Component data from apps and pages
------------

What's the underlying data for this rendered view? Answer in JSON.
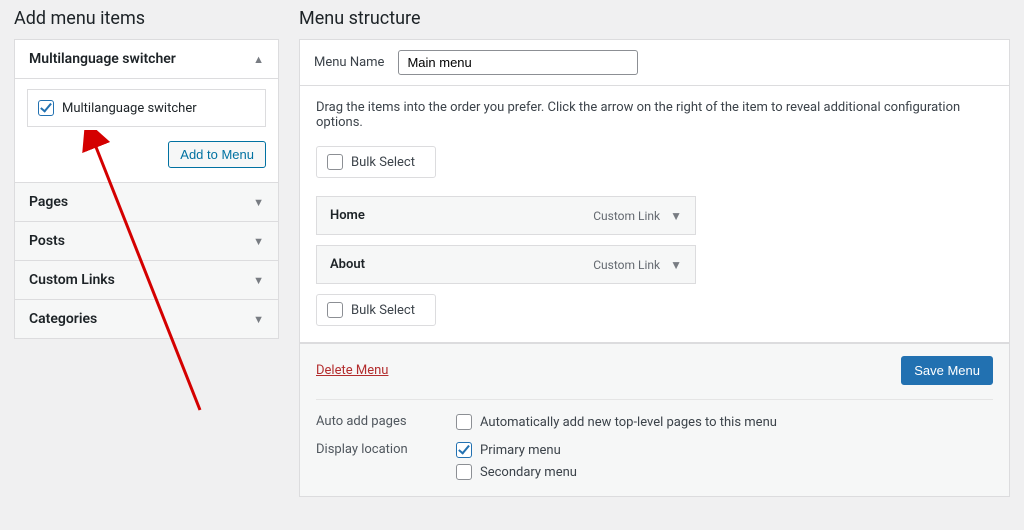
{
  "left": {
    "heading": "Add menu items",
    "accordion": {
      "expanded": {
        "title": "Multilanguage switcher",
        "checkbox_label": "Multilanguage switcher",
        "checkbox_checked": true,
        "button": "Add to Menu"
      },
      "collapsed": [
        "Pages",
        "Posts",
        "Custom Links",
        "Categories"
      ]
    }
  },
  "right": {
    "heading": "Menu structure",
    "menu_name_label": "Menu Name",
    "menu_name_value": "Main menu",
    "instructions": "Drag the items into the order you prefer. Click the arrow on the right of the item to reveal additional configuration options.",
    "bulk_select": "Bulk Select",
    "items": [
      {
        "title": "Home",
        "type": "Custom Link"
      },
      {
        "title": "About",
        "type": "Custom Link"
      }
    ],
    "delete_label": "Delete Menu",
    "save_label": "Save Menu",
    "settings": {
      "auto_add_label": "Auto add pages",
      "auto_add_option": "Automatically add new top-level pages to this menu",
      "auto_add_checked": false,
      "display_loc_label": "Display location",
      "locations": [
        {
          "label": "Primary menu",
          "checked": true
        },
        {
          "label": "Secondary menu",
          "checked": false
        }
      ]
    }
  }
}
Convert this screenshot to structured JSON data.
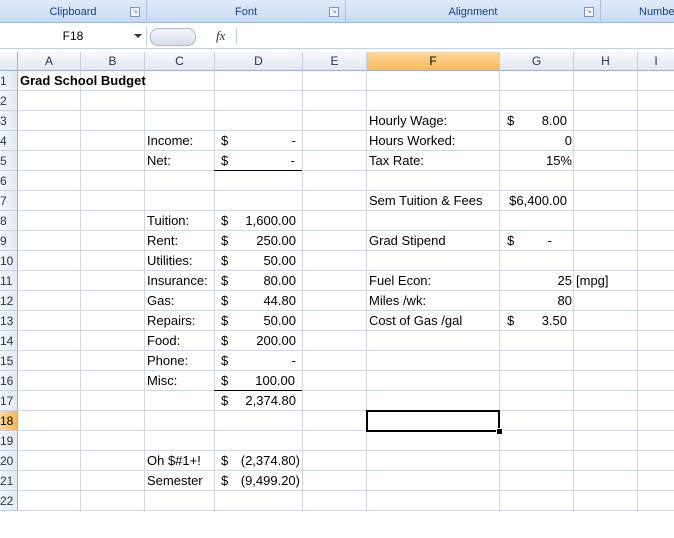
{
  "ribbon": {
    "groups": [
      "Clipboard",
      "Font",
      "Alignment",
      "Numbe"
    ]
  },
  "formula_bar": {
    "name_box": "F18",
    "fx_label": "fx",
    "formula": ""
  },
  "columns": [
    "A",
    "B",
    "C",
    "D",
    "E",
    "F",
    "G",
    "H",
    "I"
  ],
  "rows": [
    "1",
    "2",
    "3",
    "4",
    "5",
    "6",
    "7",
    "8",
    "9",
    "10",
    "11",
    "12",
    "13",
    "14",
    "15",
    "16",
    "17",
    "18",
    "19",
    "20",
    "21",
    "22"
  ],
  "sheet": {
    "title": "Grad School Budget",
    "income_label": "Income:",
    "net_label": "Net:",
    "expenses": [
      {
        "label": "Tuition:",
        "cur": "$",
        "value": "1,600.00"
      },
      {
        "label": "Rent:",
        "cur": "$",
        "value": "250.00"
      },
      {
        "label": "Utilities:",
        "cur": "$",
        "value": "50.00"
      },
      {
        "label": "Insurance:",
        "cur": "$",
        "value": "80.00"
      },
      {
        "label": "Gas:",
        "cur": "$",
        "value": "44.80"
      },
      {
        "label": "Repairs:",
        "cur": "$",
        "value": "50.00"
      },
      {
        "label": "Food:",
        "cur": "$",
        "value": "200.00"
      },
      {
        "label": "Phone:",
        "cur": "$",
        "value": "-"
      },
      {
        "label": "Misc:",
        "cur": "$",
        "value": "100.00"
      }
    ],
    "income_cur": "$",
    "income_value": "-",
    "net_cur": "$",
    "net_value": "-",
    "total_cur": "$",
    "total_value": "2,374.80",
    "oh_label": "Oh $#1+!",
    "oh_cur": "$",
    "oh_value": "(2,374.80)",
    "sem_label": "Semester",
    "sem_cur": "$",
    "sem_value": "(9,499.20)",
    "hourly_label": "Hourly Wage:",
    "hourly_cur": "$",
    "hourly_value": "8.00",
    "hours_label": "Hours Worked:",
    "hours_value": "0",
    "tax_label": "Tax Rate:",
    "tax_value": "15%",
    "tuition_fees_label": "Sem Tuition & Fees",
    "tuition_fees_value": "$6,400.00",
    "stipend_label": "Grad Stipend",
    "stipend_cur": "$",
    "stipend_value": "-",
    "fuel_label": "Fuel Econ:",
    "fuel_value": "25",
    "fuel_unit": "[mpg]",
    "miles_label": "Miles /wk:",
    "miles_value": "80",
    "gascost_label": "Cost of Gas /gal",
    "gascost_cur": "$",
    "gascost_value": "3.50"
  }
}
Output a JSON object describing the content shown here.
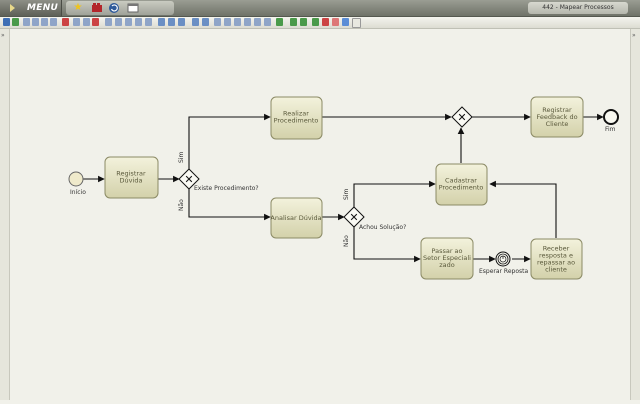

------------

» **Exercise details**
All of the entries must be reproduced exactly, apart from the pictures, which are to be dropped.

» **Response below**
What's the underlying data for this rendered view? Answer in JSON.
{
  "left": {
    "heading": "Add menu items",
    "accordion": {
      "expanded": {
        "title": "Multilanguage switcher",
        "checkbox_label": "Multilanguage switcher",
        "checkbox_checked": true,
        "button": "Add to Menu"
      },
      "collapsed": [
        "Pages",
        "Posts",
        "Custom Links",
        "Categories"
      ]
    }
  },
  "right": {
    "heading": "Menu structure",
    "menu_name_label": "Menu Name",
    "menu_name_value": "Main menu",
    "instructions": "Drag the items into the order you prefer. Click the arrow on the right of the item to reveal additional configuration options.",
    "bulk_select": "Bulk Select",
    "items": [
      {
        "title": "Home",
        "type": "Custom Link"
      },
      {
        "title": "About",
        "type": "Custom Link"
      }
    ],
    "delete_label": "Delete Menu",
    "save_label": "Save Menu",
    "settings": {
      "auto_add_label": "Auto add pages",
      "auto_add_option": "Automatically add new top-level pages to this menu",
      "auto_add_checked": false,
      "display_loc_label": "Display location",
      "locations": [
        {
          "label": "Primary menu",
          "checked": true
        },
        {
          "label": "Secondary menu",
          "checked": false
        }
      ]
    }
  }
}
Convert this screenshot to structured JSON data.
{
  "ribbon": {
    "groups": [
      "Clipboard",
      "Font",
      "Alignment",
      "Numbe"
    ]
  },
  "formula_bar": {
    "name_box": "F18",
    "fx_label": "fx",
    "formula": ""
  },
  "columns": [
    "A",
    "B",
    "C",
    "D",
    "E",
    "F",
    "G",
    "H",
    "I"
  ],
  "rows": [
    "1",
    "2",
    "3",
    "4",
    "5",
    "6",
    "7",
    "8",
    "9",
    "10",
    "11",
    "12",
    "13",
    "14",
    "15",
    "16",
    "17",
    "18",
    "19",
    "20",
    "21",
    "22"
  ],
  "sheet": {
    "title": "Grad School Budget",
    "income_label": "Income:",
    "net_label": "Net:",
    "expenses": [
      {
        "label": "Tuition:",
        "cur": "$",
        "value": "1,600.00"
      },
      {
        "label": "Rent:",
        "cur": "$",
        "value": "250.00"
      },
      {
        "label": "Utilities:",
        "cur": "$",
        "value": "50.00"
      },
      {
        "label": "Insurance:",
        "cur": "$",
        "value": "80.00"
      },
      {
        "label": "Gas:",
        "cur": "$",
        "value": "44.80"
      },
      {
        "label": "Repairs:",
        "cur": "$",
        "value": "50.00"
      },
      {
        "label": "Food:",
        "cur": "$",
        "value": "200.00"
      },
      {
        "label": "Phone:",
        "cur": "$",
        "value": "-"
      },
      {
        "label": "Misc:",
        "cur": "$",
        "value": "100.00"
      }
    ],
    "income_cur": "$",
    "income_value": "-",
    "net_cur": "$",
    "net_value": "-",
    "total_cur": "$",
    "total_value": "2,374.80",
    "oh_label": "Oh $#1+!",
    "oh_cur": "$",
    "oh_value": "(2,374.80)",
    "sem_label": "Semester",
    "sem_cur": "$",
    "sem_value": "(9,499.20)",
    "hourly_label": "Hourly Wage:",
    "hourly_cur": "$",
    "hourly_value": "8.00",
    "hours_label": "Hours Worked:",
    "hours_value": "0",
    "tax_label": "Tax Rate:",
    "tax_value": "15%",
    "tuition_fees_label": "Sem Tuition & Fees",
    "tuition_fees_value": "$6,400.00",
    "stipend_label": "Grad Stipend",
    "stipend_cur": "$",
    "stipend_value": "-",
    "fuel_label": "Fuel Econ:",
    "fuel_value": "25",
    "fuel_unit": "[mpg]",
    "miles_label": "Miles /wk:",
    "miles_value": "80",
    "gascost_label": "Cost of Gas /gal",
    "gascost_cur": "$",
    "gascost_value": "3.50"
  }
}
Output a JSON object describing the content shown here.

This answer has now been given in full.